Alcohol blocks the DAO enzyme and is high in histamine. The ingredients it’s made from, and additives, can cause additional histamine issues. Pairing alcohol with high histamine foods can induce a stronger histamine effect.
Reframing the issue
Combining a glass of wine with antihistamine foods is a great place to start. Do not eat fish, or other high hsitamine foods. Buying wines lower in histamine, sulfites, and free of man made yeast, additives and food colouring is also a much better idea. When in doubt, call the winery. I’ve found that most good quality French Beaujolais (very young wine) is always a hit for me. I also spied a new vodka called “Ving” that claims to be histamine free. But it’s made of corn, which is highly allergenic (and maybe GMO).
On days when having a drink, consider some antioxidant supplements or foods like blueberries, reservatrol, quercetin. According to studies antioxidants have an antihistamine effect, read the post on it here.
Explore a DAO supplement to make up for alcohol’s enzyme blocking properties.
When diagnosed, I was advised that the best alcohols for histamine intolerance are: rum (light), vodka, gin, whiskey, or better yet, none at all until we’re stable (and then consult with your doctor first).
Camellia sinensis leaves are FULL of antihistamine and mast cell stabilising antioxidants. These compounds are also powerful cancer preventatives.
While not high histamine, the fermented leaves of the camellia sinensis plant block DAO in the gut. Black tea is also fairly high in oxalic acid. But, it’s also very high in mast cell stabilising and antihistamine properties.
Isn’t that crazy? It’s something that keeps coming up in my research. The opposing properties of foods. That’s why nothing is ever black or white in histamine inflammation.
Reframing the issue
The unfermented blossom of the tea plant contains all the benefits of the leaves, but without the caffeine. Being unfermented means no affect on DAO or histamine, and while I can’t find studies on oxalates in the blossom, my bladder is happy to share that it seems much lower oxalate than black, green or white tea. Read my post on blossom tea here.
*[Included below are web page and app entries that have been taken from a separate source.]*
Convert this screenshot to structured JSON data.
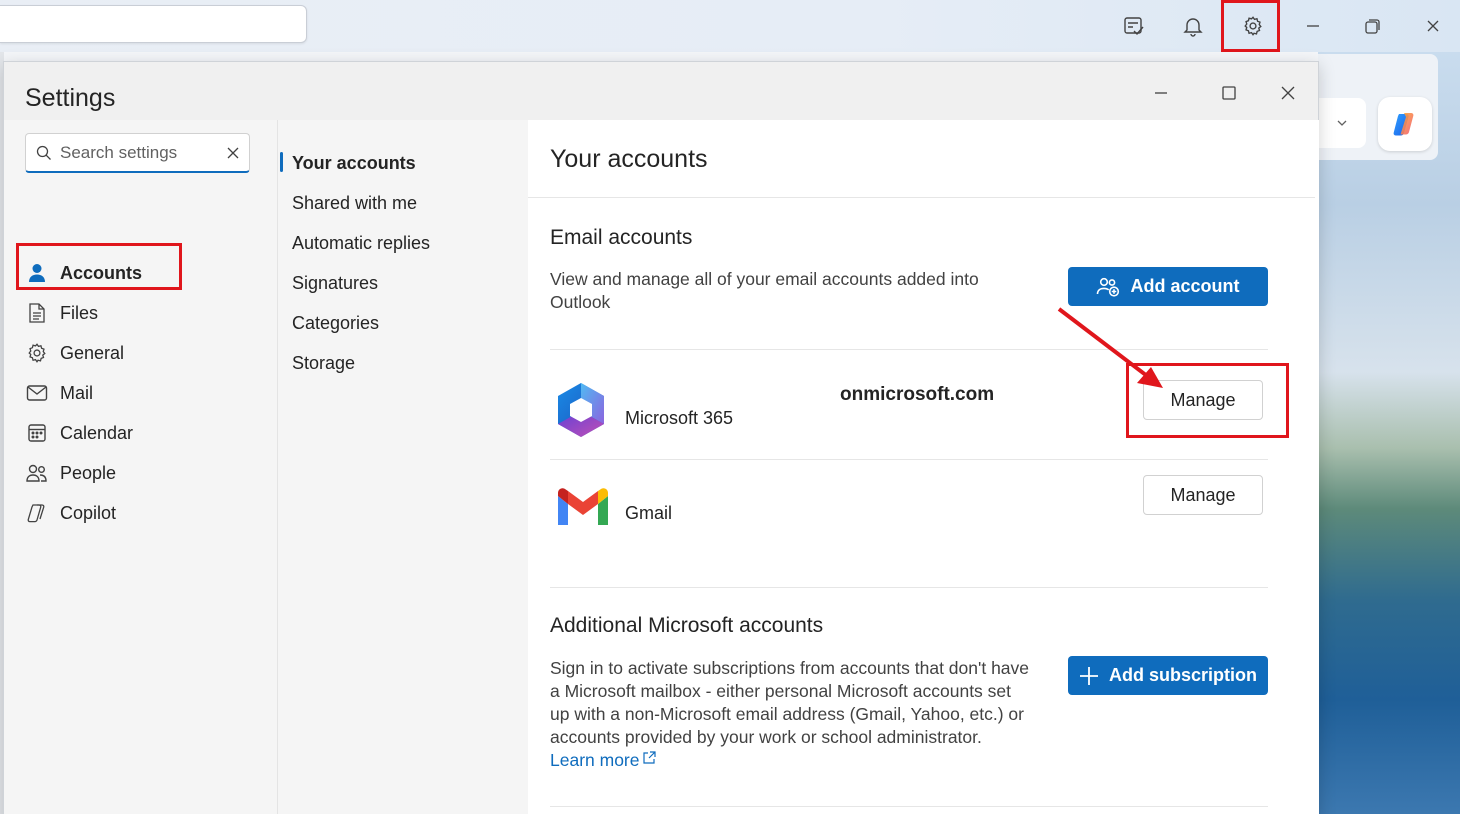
{
  "app": {
    "top_search": {
      "value": ""
    }
  },
  "dialog": {
    "settings_title": "Settings",
    "search": {
      "placeholder": "Search settings"
    },
    "nav": [
      {
        "label": "Accounts",
        "icon": "person-icon",
        "active": true
      },
      {
        "label": "Files",
        "icon": "file-icon",
        "active": false
      },
      {
        "label": "General",
        "icon": "gear-icon",
        "active": false
      },
      {
        "label": "Mail",
        "icon": "mail-icon",
        "active": false
      },
      {
        "label": "Calendar",
        "icon": "calendar-icon",
        "active": false
      },
      {
        "label": "People",
        "icon": "people-icon",
        "active": false
      },
      {
        "label": "Copilot",
        "icon": "copilot-icon",
        "active": false
      }
    ],
    "subnav": [
      {
        "label": "Your accounts",
        "active": true
      },
      {
        "label": "Shared with me",
        "active": false
      },
      {
        "label": "Automatic replies",
        "active": false
      },
      {
        "label": "Signatures",
        "active": false
      },
      {
        "label": "Categories",
        "active": false
      },
      {
        "label": "Storage",
        "active": false
      }
    ]
  },
  "content": {
    "title": "Your accounts",
    "email_section": {
      "heading": "Email accounts",
      "description": "View and manage all of your email accounts added into Outlook",
      "add_button": "Add account"
    },
    "accounts": [
      {
        "name": "Microsoft 365",
        "email": "onmicrosoft.com",
        "manage_label": "Manage",
        "logo": "microsoft365-logo"
      },
      {
        "name": "Gmail",
        "email": "",
        "manage_label": "Manage",
        "logo": "gmail-logo"
      }
    ],
    "additional_section": {
      "heading": "Additional Microsoft accounts",
      "description": "Sign in to activate subscriptions from accounts that don't have a Microsoft mailbox - either personal Microsoft accounts set up with a non-Microsoft email address (Gmail, Yahoo, etc.) or accounts provided by your work or school administrator.",
      "link": "Learn more",
      "add_button": "Add subscription"
    }
  },
  "colors": {
    "accent": "#0f6cbd",
    "highlight": "#e0161c"
  }
}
All other references found in linked articles throughout post.